What the task requires:
Whenever the word "changes" appears on a line of the material below, that line is counted; state the total alone.

(Task inputs)

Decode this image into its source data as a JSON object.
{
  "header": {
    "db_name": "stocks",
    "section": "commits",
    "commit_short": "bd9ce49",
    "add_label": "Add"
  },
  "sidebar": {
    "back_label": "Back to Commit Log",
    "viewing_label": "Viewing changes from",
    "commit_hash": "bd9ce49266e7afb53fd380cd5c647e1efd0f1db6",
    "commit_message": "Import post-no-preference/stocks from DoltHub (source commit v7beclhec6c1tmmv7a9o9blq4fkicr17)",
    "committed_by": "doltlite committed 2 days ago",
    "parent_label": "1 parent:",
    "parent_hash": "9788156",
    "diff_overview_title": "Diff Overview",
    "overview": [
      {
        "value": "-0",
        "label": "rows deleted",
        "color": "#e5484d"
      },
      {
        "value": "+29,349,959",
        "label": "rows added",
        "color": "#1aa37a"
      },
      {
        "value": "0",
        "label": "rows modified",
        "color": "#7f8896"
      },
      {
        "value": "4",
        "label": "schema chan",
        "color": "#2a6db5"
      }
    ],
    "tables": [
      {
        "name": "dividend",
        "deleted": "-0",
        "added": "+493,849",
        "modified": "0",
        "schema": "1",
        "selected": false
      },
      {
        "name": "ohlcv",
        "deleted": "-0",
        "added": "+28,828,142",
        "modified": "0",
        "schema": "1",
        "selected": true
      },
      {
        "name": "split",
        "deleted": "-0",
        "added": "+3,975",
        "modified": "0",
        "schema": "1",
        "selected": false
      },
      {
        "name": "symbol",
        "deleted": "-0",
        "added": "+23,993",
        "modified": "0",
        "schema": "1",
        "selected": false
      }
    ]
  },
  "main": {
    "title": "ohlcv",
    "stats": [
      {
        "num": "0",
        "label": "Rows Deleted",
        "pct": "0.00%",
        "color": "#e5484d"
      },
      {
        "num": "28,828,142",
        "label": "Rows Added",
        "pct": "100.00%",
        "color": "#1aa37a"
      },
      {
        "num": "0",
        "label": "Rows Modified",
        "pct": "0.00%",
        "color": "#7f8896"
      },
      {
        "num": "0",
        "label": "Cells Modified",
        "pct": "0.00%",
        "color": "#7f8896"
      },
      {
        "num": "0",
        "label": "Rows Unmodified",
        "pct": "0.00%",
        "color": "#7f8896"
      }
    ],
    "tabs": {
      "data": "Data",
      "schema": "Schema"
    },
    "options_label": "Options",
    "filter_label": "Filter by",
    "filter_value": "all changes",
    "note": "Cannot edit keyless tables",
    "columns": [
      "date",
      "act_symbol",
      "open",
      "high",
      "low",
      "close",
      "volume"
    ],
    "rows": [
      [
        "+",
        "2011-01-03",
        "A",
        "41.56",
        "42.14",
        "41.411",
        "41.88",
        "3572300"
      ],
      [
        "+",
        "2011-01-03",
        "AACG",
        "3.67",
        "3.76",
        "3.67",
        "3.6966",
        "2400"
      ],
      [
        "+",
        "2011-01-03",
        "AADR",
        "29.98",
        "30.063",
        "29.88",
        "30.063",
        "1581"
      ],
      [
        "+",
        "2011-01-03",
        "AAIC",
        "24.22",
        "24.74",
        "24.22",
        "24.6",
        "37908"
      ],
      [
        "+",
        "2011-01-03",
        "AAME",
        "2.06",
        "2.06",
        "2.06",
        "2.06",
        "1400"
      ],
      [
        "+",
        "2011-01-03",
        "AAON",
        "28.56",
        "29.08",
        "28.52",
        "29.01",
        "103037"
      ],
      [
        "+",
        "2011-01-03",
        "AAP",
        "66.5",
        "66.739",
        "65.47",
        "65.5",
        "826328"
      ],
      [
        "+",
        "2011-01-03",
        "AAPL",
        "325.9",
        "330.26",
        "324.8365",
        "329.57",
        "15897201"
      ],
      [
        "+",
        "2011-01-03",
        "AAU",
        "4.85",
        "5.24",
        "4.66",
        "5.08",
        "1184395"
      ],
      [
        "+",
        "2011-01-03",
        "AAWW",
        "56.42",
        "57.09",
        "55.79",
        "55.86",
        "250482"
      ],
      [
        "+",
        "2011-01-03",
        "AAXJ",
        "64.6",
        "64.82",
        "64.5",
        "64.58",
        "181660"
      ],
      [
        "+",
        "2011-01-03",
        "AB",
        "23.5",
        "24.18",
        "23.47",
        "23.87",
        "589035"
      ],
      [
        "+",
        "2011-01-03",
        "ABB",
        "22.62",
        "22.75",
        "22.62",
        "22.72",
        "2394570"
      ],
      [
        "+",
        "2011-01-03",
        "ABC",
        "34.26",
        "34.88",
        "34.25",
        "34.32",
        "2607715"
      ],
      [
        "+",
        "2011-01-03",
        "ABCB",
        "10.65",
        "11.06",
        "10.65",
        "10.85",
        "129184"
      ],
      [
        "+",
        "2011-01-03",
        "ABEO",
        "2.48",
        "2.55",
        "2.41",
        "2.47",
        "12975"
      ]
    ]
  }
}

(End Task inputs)

Answer to this exercise:
2